More excerpts from
PASCENDI DOMINICI GREGIS -- ON THE
DOCTRINE OF THE MODERNISTS,

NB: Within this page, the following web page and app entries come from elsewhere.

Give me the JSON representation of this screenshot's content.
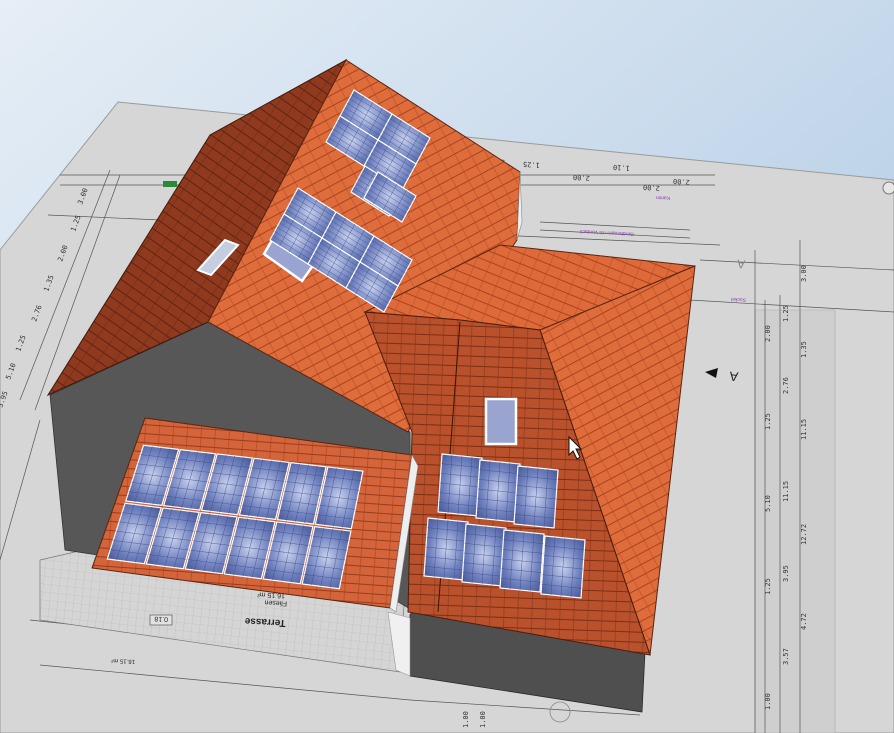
{
  "scene": {
    "background_top": "#e4ecf4",
    "background_bottom": "#aac6e2",
    "plan_color": "#d7d7d7",
    "roof_color": "#dd6b3a",
    "roof_shadow_color": "#9a3f20",
    "panel_color": "#5b6eaf",
    "wall_color": "#575757"
  },
  "plan": {
    "room_label": "Terrasse",
    "room_sub1": "Fliesen",
    "room_sub2": "16.15 m²",
    "room_code": "0.18",
    "section_marker": "A",
    "section_marker2": "A",
    "dims_right": [
      "3.00",
      "1.25",
      "2.00",
      "1.35",
      "2.76",
      "1.25",
      "11.15",
      "11.15",
      "5.10",
      "12.72",
      "3.95",
      "1.25",
      "4.72",
      "3.57",
      "1.00"
    ],
    "dims_left": [
      "3.00",
      "1.25",
      "2.00",
      "1.35",
      "2.76",
      "1.25",
      "5.10",
      "3.95"
    ],
    "dims_top": [
      "3.00",
      "1.25",
      "2.00",
      "1.10",
      "2.00",
      "2.00"
    ],
    "dims_bottom": [
      "1.00",
      "1.00"
    ],
    "bottom_left_note": "16.15 m²",
    "purple_note1": "Geräteraum mit Vordach",
    "purple_note2": "Kamin",
    "purple_note3": "Sockel"
  },
  "counts": {
    "main_roof_panels": 14,
    "terrace_panels": 12,
    "wing_panels": 7
  }
}
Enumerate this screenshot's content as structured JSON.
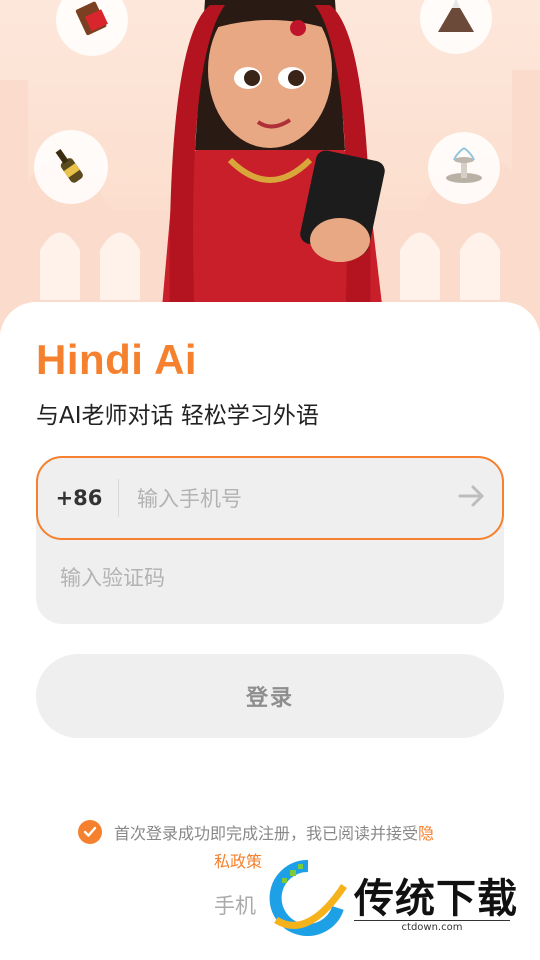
{
  "app": {
    "title": "Hindi Ai",
    "subtitle": "与AI老师对话 轻松学习外语"
  },
  "hero": {
    "illustration": "woman-in-red-saree-holding-phone",
    "icons": [
      "chocolate-icon",
      "volcano-icon",
      "bottle-icon",
      "fountain-icon"
    ]
  },
  "phone": {
    "country_code": "+86",
    "placeholder": "输入手机号"
  },
  "code": {
    "placeholder": "输入验证码"
  },
  "login": {
    "label": "登录"
  },
  "agreement": {
    "checked": true,
    "text": "首次登录成功即完成注册，我已阅读并接受",
    "link_start": "隐",
    "link_cont": "私政策"
  },
  "other_login": {
    "label": "手机"
  },
  "watermark": {
    "brand": "传统下载",
    "url": "ctdown.com"
  },
  "colors": {
    "accent": "#f5812e",
    "hero_bg": "#fde7db",
    "field_bg": "#efefef"
  }
}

26. To conclude this whole question of faith and its various branches, we have still to consider, Venerable Brethren, what the Modernists have to say about the development of the one and the other. First of all they lay down the general principle that in a living religion everything is subject to change, and must in fact be changed. In this way they pass to what is practically their principal doctrine, namely, evolution. To the laws of evolution everything is subject under penalty of death--dogma, Church, worship, the Books we revere as sacred, even faith itself. The enunciation of this principle will not be a matter of surprise to anyone who bears in mind what the Modernists have had to say about each of these subjects. Having laid down this law of evolution, the Modernists themselves teach us how it operates. And first, with regard to faith. The primitive form of faith, they tell us, was rudimentary and common to all men alike, for it had its origin in human nature and human life. Vital evolution brought with it progress, not by the accretion of new and purely adventitious forms from without, but by an increasing perfusion of the religious sense into the conscience. The progress was of two kinds: negative, by the elimination of all extraneous elements, such, for example, as those derived from the family or nationality; and positive, by that intellectual and moral refining of man, by means of which the idea of the divine became fuller and clearer, while the religious sense became more acute. For the progress of faith the same causes are to be assigned as those which are adduced above to explain its origin. But to them must be added those extraordinary men whom we call prophets -- of whom Christ was the greatest -- both because in their lives and their words there was something mysterious which faith attributed to the divinity, and because it fell to their lot to have new and original experiences fully in harmony with the religious needs of their time. The progress of dogma is due chiefly to the fact that obstacles to the faith have to be surmounted, enemies have to be vanquished, and objections have to be refuted. Add to this a perpetual striving to penetrate ever more profoundly into those things which are contained in the mysteries of faith. Thus, putting aside other examples, it is found to have happened in the case of Christ: in Him that divine something which faith recognized in Him was slowly and gradually expanded in such a way that He was at last held to be God. The chief stimulus of the evolution of worship consists in the need of accommodation to the manners and customs of peoples, as well as the need of availing itself of the value which certain acts have acquired by usage. Finally, evolution in the Church itself is fed by the need of adapting itself to historical conditions and of harmonizing itself with existing forms of society. Such is their view with regard to each. And here, before proceeding further, We wish to draw attention to this whole theory of necessities or needs, for beyond all that we have seen, it is, as it were, the base and foundation of that famous method which they describe as historical.